**** Data to examine

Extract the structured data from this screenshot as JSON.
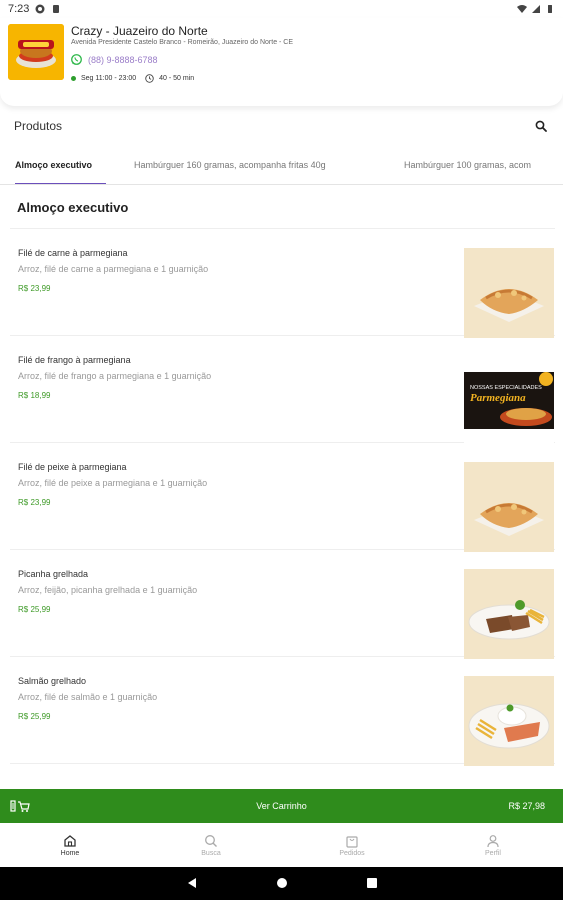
{
  "status_bar": {
    "time": "7:23"
  },
  "store": {
    "name": "Crazy - Juazeiro do Norte",
    "address": "Avenida Presidente Castelo Branco - Romeirão, Juazeiro do Norte - CE",
    "phone": "(88) 9-8888-6788",
    "hours": "Seg 11:00 - 23:00",
    "delivery_time": "40 - 50 min",
    "colors": {
      "open_dot": "#2e9e2e",
      "phone_text": "#9b7ec9",
      "logo_bg": "#f7b500"
    }
  },
  "products_header": {
    "title": "Produtos",
    "search_icon": "search-icon"
  },
  "tabs": [
    {
      "label": "Almoço executivo",
      "active": true
    },
    {
      "label": "Hambúrguer 160 gramas, acompanha fritas 40g",
      "active": false
    },
    {
      "label": "Hambúrguer 100 gramas, acom",
      "active": false
    }
  ],
  "section": {
    "title": "Almoço executivo"
  },
  "products": [
    {
      "name": "Filé de carne à parmegiana",
      "description": "Arroz, filé de carne a parmegiana e 1 guarnição",
      "price": "R$ 23,99",
      "image": "parmegiana-plate"
    },
    {
      "name": "Filé de frango à parmegiana",
      "description": "Arroz, filé de frango a parmegiana e 1 guarnição",
      "price": "R$ 18,99",
      "image": "parmegiana-banner"
    },
    {
      "name": "Filé de peixe à parmegiana",
      "description": "Arroz, filé de peixe a parmegiana e 1 guarnição",
      "price": "R$ 23,99",
      "image": "parmegiana-plate"
    },
    {
      "name": "Picanha grelhada",
      "description": "Arroz, feijão, picanha grelhada e 1 guarnição",
      "price": "R$ 25,99",
      "image": "picanha-plate"
    },
    {
      "name": "Salmão grelhado",
      "description": "Arroz, filé de salmão e 1 guarnição",
      "price": "R$ 25,99",
      "image": "salmon-plate"
    }
  ],
  "product_image_text": {
    "banner_line1": "NOSSAS ESPECIALIDADES",
    "banner_line2": "Parmegiana"
  },
  "cart": {
    "label": "Ver Carrinho",
    "total": "R$ 27,98",
    "color": "#2f8c1c"
  },
  "bottom_nav": [
    {
      "label": "Home",
      "icon": "home-icon",
      "active": true
    },
    {
      "label": "Busca",
      "icon": "search-icon",
      "active": false
    },
    {
      "label": "Pedidos",
      "icon": "bag-icon",
      "active": false
    },
    {
      "label": "Perfil",
      "icon": "person-icon",
      "active": false
    }
  ],
  "accent_color": "#6b4fbb"
}
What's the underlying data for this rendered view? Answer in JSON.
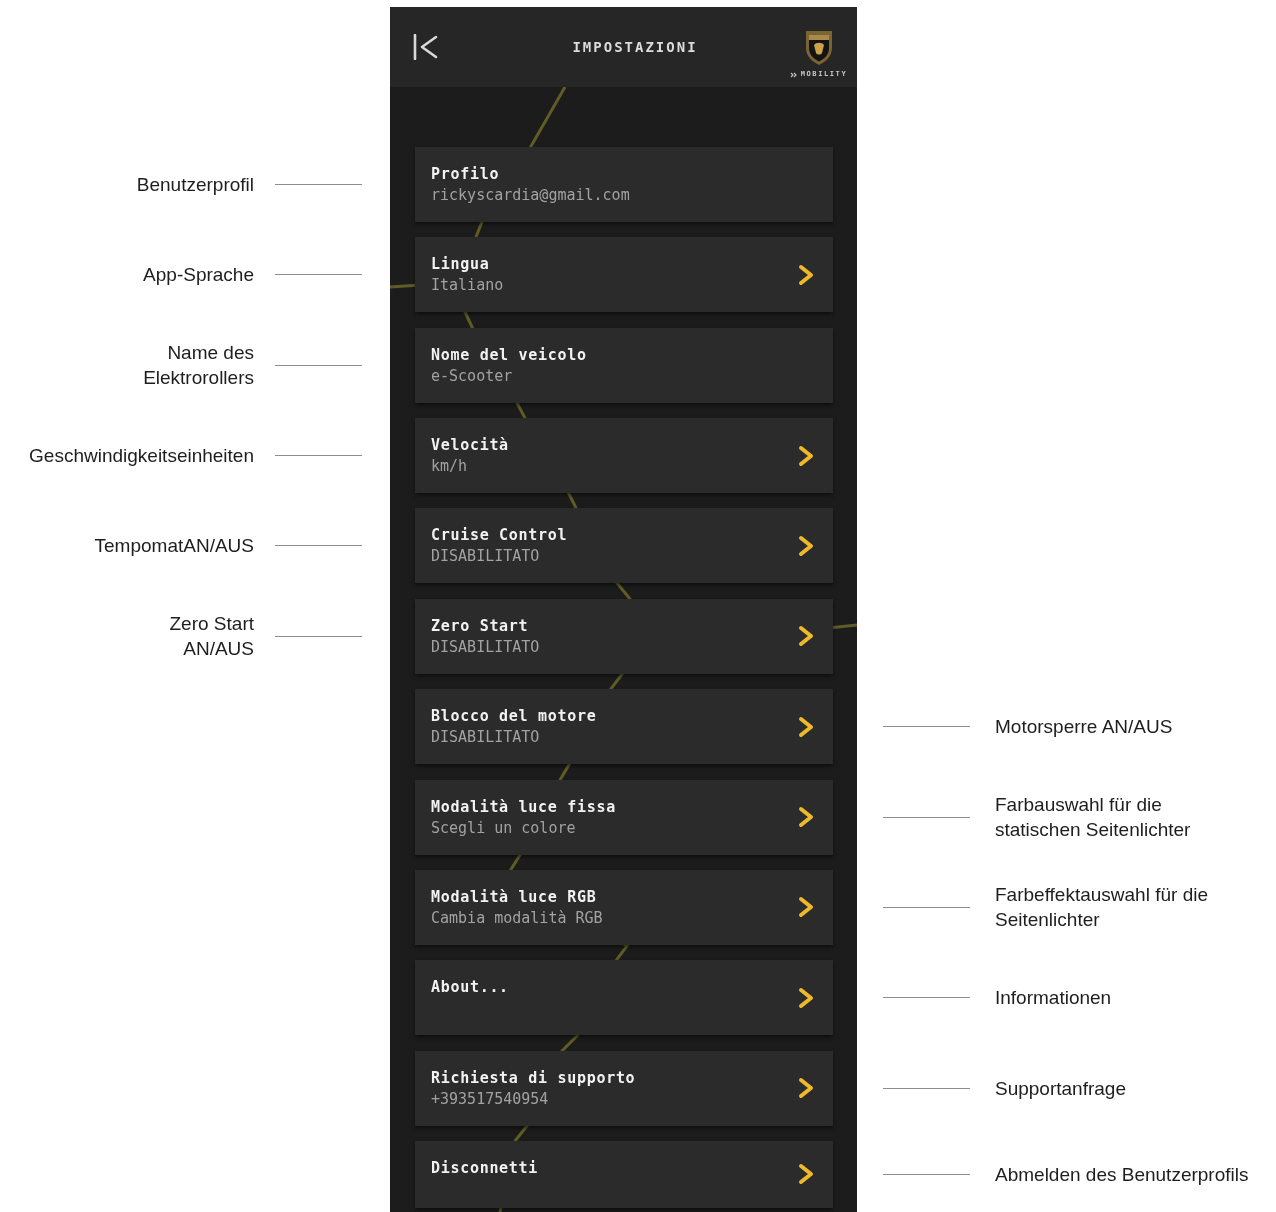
{
  "header": {
    "title": "IMPOSTAZIONI",
    "logo_caption": "MOBILITY"
  },
  "settings": [
    {
      "title": "Profilo",
      "subtitle": "rickyscardia@gmail.com",
      "chevron": false,
      "note_left": [
        "Benutzerprofil"
      ]
    },
    {
      "title": "Lingua",
      "subtitle": "Italiano",
      "chevron": true,
      "note_left": [
        "App-Sprache"
      ]
    },
    {
      "title": "Nome del veicolo",
      "subtitle": "e-Scooter",
      "chevron": false,
      "note_left": [
        "Name des",
        "Elektrorollers"
      ]
    },
    {
      "title": "Velocità",
      "subtitle": "km/h",
      "chevron": true,
      "note_left": [
        "Geschwindigkeitseinheiten"
      ]
    },
    {
      "title": "Cruise Control",
      "subtitle": "DISABILITATO",
      "chevron": true,
      "note_left": [
        "TempomatAN/AUS"
      ]
    },
    {
      "title": "Zero Start",
      "subtitle": "DISABILITATO",
      "chevron": true,
      "note_left": [
        "Zero Start",
        "AN/AUS"
      ]
    },
    {
      "title": "Blocco del motore",
      "subtitle": "DISABILITATO",
      "chevron": true,
      "note_right": [
        "Motorsperre AN/AUS"
      ]
    },
    {
      "title": "Modalità luce fissa",
      "subtitle": "Scegli un colore",
      "chevron": true,
      "note_right": [
        "Farbauswahl für die",
        "statischen Seitenlichter"
      ]
    },
    {
      "title": "Modalità luce RGB",
      "subtitle": "Cambia modalità RGB",
      "chevron": true,
      "note_right": [
        "Farbeffektauswahl für die",
        "Seitenlichter"
      ]
    },
    {
      "title": "About...",
      "chevron": true,
      "note_right": [
        "Informationen"
      ]
    },
    {
      "title": "Richiesta di supporto",
      "subtitle": "+393517540954",
      "chevron": true,
      "note_right": [
        "Supportanfrage"
      ]
    },
    {
      "title": "Disconnetti",
      "chevron": true,
      "note_right": [
        "Abmelden des Benutzerprofils"
      ]
    }
  ]
}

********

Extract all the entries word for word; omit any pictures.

▶ Output for this exercise:
Extract the structured data from this screenshot as JSON.
{
  "status_bar": {
    "time": "7:23"
  },
  "store": {
    "name": "Crazy - Juazeiro do Norte",
    "address": "Avenida Presidente Castelo Branco - Romeirão, Juazeiro do Norte - CE",
    "phone": "(88) 9-8888-6788",
    "hours": "Seg 11:00 - 23:00",
    "delivery_time": "40 - 50 min",
    "colors": {
      "open_dot": "#2e9e2e",
      "phone_text": "#9b7ec9",
      "logo_bg": "#f7b500"
    }
  },
  "products_header": {
    "title": "Produtos",
    "search_icon": "search-icon"
  },
  "tabs": [
    {
      "label": "Almoço executivo",
      "active": true
    },
    {
      "label": "Hambúrguer 160 gramas, acompanha fritas 40g",
      "active": false
    },
    {
      "label": "Hambúrguer 100 gramas, acom",
      "active": false
    }
  ],
  "section": {
    "title": "Almoço executivo"
  },
  "products": [
    {
      "name": "Filé de carne à parmegiana",
      "description": "Arroz, filé de carne a parmegiana e 1 guarnição",
      "price": "R$ 23,99",
      "image": "parmegiana-plate"
    },
    {
      "name": "Filé de frango à parmegiana",
      "description": "Arroz, filé de frango a parmegiana e 1 guarnição",
      "price": "R$ 18,99",
      "image": "parmegiana-banner"
    },
    {
      "name": "Filé de peixe à parmegiana",
      "description": "Arroz, filé de peixe a parmegiana e 1 guarnição",
      "price": "R$ 23,99",
      "image": "parmegiana-plate"
    },
    {
      "name": "Picanha grelhada",
      "description": "Arroz, feijão, picanha grelhada e 1 guarnição",
      "price": "R$ 25,99",
      "image": "picanha-plate"
    },
    {
      "name": "Salmão grelhado",
      "description": "Arroz, filé de salmão e 1 guarnição",
      "price": "R$ 25,99",
      "image": "salmon-plate"
    }
  ],
  "product_image_text": {
    "banner_line1": "NOSSAS ESPECIALIDADES",
    "banner_line2": "Parmegiana"
  },
  "cart": {
    "label": "Ver Carrinho",
    "total": "R$ 27,98",
    "color": "#2f8c1c"
  },
  "bottom_nav": [
    {
      "label": "Home",
      "icon": "home-icon",
      "active": true
    },
    {
      "label": "Busca",
      "icon": "search-icon",
      "active": false
    },
    {
      "label": "Pedidos",
      "icon": "bag-icon",
      "active": false
    },
    {
      "label": "Perfil",
      "icon": "person-icon",
      "active": false
    }
  ],
  "accent_color": "#6b4fbb"
}
What's the underlying data for this rendered view? Answer in JSON.
{
  "header": {
    "title": "IMPOSTAZIONI",
    "logo_caption": "MOBILITY"
  },
  "settings": [
    {
      "title": "Profilo",
      "subtitle": "rickyscardia@gmail.com",
      "chevron": false,
      "note_left": [
        "Benutzerprofil"
      ]
    },
    {
      "title": "Lingua",
      "subtitle": "Italiano",
      "chevron": true,
      "note_left": [
        "App-Sprache"
      ]
    },
    {
      "title": "Nome del veicolo",
      "subtitle": "e-Scooter",
      "chevron": false,
      "note_left": [
        "Name des",
        "Elektrorollers"
      ]
    },
    {
      "title": "Velocità",
      "subtitle": "km/h",
      "chevron": true,
      "note_left": [
        "Geschwindigkeitseinheiten"
      ]
    },
    {
      "title": "Cruise Control",
      "subtitle": "DISABILITATO",
      "chevron": true,
      "note_left": [
        "TempomatAN/AUS"
      ]
    },
    {
      "title": "Zero Start",
      "subtitle": "DISABILITATO",
      "chevron": true,
      "note_left": [
        "Zero Start",
        "AN/AUS"
      ]
    },
    {
      "title": "Blocco del motore",
      "subtitle": "DISABILITATO",
      "chevron": true,
      "note_right": [
        "Motorsperre AN/AUS"
      ]
    },
    {
      "title": "Modalità luce fissa",
      "subtitle": "Scegli un colore",
      "chevron": true,
      "note_right": [
        "Farbauswahl für die",
        "statischen Seitenlichter"
      ]
    },
    {
      "title": "Modalità luce RGB",
      "subtitle": "Cambia modalità RGB",
      "chevron": true,
      "note_right": [
        "Farbeffektauswahl für die",
        "Seitenlichter"
      ]
    },
    {
      "title": "About...",
      "chevron": true,
      "note_right": [
        "Informationen"
      ]
    },
    {
      "title": "Richiesta di supporto",
      "subtitle": "+393517540954",
      "chevron": true,
      "note_right": [
        "Supportanfrage"
      ]
    },
    {
      "title": "Disconnetti",
      "chevron": true,
      "note_right": [
        "Abmelden des Benutzerprofils"
      ]
    }
  ]
}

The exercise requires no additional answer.